WHAT TO WORK ON:
How many lines of these entries hold the string "will"? Answer with the number alone.

Data about app and page elements:
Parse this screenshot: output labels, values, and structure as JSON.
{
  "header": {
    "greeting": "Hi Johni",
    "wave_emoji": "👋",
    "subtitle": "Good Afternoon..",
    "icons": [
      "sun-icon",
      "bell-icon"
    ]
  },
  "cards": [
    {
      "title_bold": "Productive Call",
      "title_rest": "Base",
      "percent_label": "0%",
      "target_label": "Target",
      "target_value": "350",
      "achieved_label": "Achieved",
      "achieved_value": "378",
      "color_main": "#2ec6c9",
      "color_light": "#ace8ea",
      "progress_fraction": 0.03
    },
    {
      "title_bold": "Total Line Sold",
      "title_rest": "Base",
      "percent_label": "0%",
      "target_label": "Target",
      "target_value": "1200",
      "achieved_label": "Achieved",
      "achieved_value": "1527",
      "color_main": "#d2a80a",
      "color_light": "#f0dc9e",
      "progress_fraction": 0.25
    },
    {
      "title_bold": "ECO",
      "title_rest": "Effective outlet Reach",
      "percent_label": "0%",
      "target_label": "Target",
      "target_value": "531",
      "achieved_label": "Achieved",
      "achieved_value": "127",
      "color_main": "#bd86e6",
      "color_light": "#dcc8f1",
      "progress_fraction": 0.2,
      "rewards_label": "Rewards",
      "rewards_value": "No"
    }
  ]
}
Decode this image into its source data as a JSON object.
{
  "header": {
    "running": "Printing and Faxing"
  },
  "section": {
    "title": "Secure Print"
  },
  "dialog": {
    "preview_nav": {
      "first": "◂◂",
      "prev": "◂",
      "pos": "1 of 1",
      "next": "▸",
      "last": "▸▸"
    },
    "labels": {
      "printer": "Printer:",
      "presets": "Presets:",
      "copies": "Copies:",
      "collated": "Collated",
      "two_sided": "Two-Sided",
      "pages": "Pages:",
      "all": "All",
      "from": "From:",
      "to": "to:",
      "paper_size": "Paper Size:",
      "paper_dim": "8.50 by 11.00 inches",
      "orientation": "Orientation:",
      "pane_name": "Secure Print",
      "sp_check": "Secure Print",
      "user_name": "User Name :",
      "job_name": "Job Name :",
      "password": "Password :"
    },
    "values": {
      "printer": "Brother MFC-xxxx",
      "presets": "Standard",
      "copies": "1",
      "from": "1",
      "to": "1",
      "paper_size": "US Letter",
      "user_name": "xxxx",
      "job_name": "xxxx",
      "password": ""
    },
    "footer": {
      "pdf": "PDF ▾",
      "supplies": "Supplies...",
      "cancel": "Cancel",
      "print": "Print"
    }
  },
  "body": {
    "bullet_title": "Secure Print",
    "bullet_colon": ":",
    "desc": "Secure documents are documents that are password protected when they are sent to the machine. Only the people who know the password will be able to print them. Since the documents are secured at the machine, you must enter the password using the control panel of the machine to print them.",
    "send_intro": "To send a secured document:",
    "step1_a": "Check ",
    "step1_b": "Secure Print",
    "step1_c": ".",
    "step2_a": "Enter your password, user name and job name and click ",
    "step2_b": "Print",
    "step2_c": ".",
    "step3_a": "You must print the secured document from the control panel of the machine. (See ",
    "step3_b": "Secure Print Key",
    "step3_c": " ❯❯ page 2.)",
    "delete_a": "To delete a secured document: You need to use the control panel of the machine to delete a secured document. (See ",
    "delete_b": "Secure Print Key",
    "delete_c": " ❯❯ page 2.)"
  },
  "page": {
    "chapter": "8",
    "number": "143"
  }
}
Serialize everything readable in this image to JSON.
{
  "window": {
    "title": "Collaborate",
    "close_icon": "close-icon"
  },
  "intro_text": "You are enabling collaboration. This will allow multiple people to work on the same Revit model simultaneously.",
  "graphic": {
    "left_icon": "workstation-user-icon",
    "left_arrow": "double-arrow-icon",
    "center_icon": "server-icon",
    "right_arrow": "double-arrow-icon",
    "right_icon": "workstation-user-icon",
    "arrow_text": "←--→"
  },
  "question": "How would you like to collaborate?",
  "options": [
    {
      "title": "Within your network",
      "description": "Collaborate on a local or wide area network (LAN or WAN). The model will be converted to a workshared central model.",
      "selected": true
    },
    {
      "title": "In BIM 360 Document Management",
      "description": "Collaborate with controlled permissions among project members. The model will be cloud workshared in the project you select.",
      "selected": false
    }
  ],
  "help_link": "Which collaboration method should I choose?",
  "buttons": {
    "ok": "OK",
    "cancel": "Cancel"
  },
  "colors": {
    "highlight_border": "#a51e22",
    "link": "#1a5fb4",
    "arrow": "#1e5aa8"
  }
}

TASK RESULT:
4